• Directions for this task
Retype the listing below exactly, pictures removed.

(Beginning of Task inputs)

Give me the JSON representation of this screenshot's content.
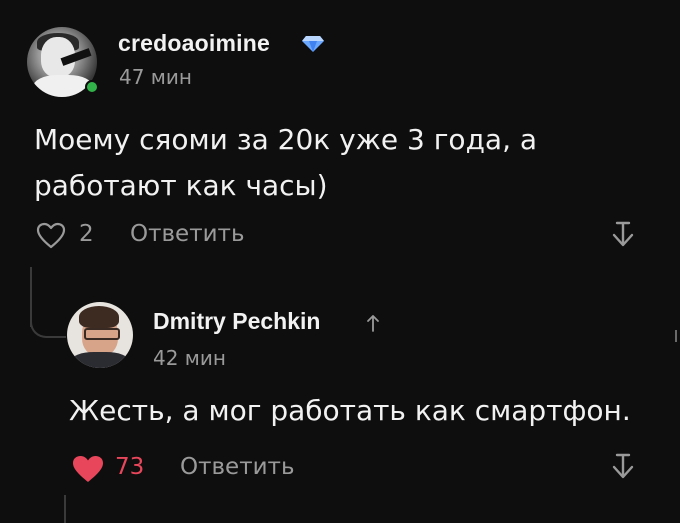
{
  "comments": [
    {
      "username": "credoaoimine",
      "badge_icon": "diamond-icon",
      "badge_color": "#6aa8ff",
      "online": true,
      "online_color": "#32b34a",
      "time": "47 мин",
      "text": "Моему сяоми за 20к уже 3 года, а работают как часы)",
      "likes": "2",
      "liked": false,
      "reply_label": "Ответить",
      "collapse_icon": "collapse-thread-icon"
    },
    {
      "username": "Dmitry Pechkin",
      "badge_icon": "up-arrow-icon",
      "time": "42 мин",
      "text": "Жесть, а мог работать как смартфон.",
      "likes": "73",
      "liked": true,
      "like_color": "#e8465b",
      "reply_label": "Ответить",
      "collapse_icon": "collapse-thread-icon"
    }
  ],
  "colors": {
    "background": "#0e0e0e",
    "text": "#f2f2f2",
    "muted": "#9a9a9a",
    "thread_line": "#3a3a3a"
  }
}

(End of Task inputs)

• Solution to the exercise
Give me the JSON representation of this screenshot's content.
{
  "comments": [
    {
      "username": "credoaoimine",
      "badge_icon": "diamond-icon",
      "badge_color": "#6aa8ff",
      "online": true,
      "online_color": "#32b34a",
      "time": "47 мин",
      "text": "Моему сяоми за 20к уже 3 года, а работают как часы)",
      "likes": "2",
      "liked": false,
      "reply_label": "Ответить",
      "collapse_icon": "collapse-thread-icon"
    },
    {
      "username": "Dmitry Pechkin",
      "badge_icon": "up-arrow-icon",
      "time": "42 мин",
      "text": "Жесть, а мог работать как смартфон.",
      "likes": "73",
      "liked": true,
      "like_color": "#e8465b",
      "reply_label": "Ответить",
      "collapse_icon": "collapse-thread-icon"
    }
  ],
  "colors": {
    "background": "#0e0e0e",
    "text": "#f2f2f2",
    "muted": "#9a9a9a",
    "thread_line": "#3a3a3a"
  }
}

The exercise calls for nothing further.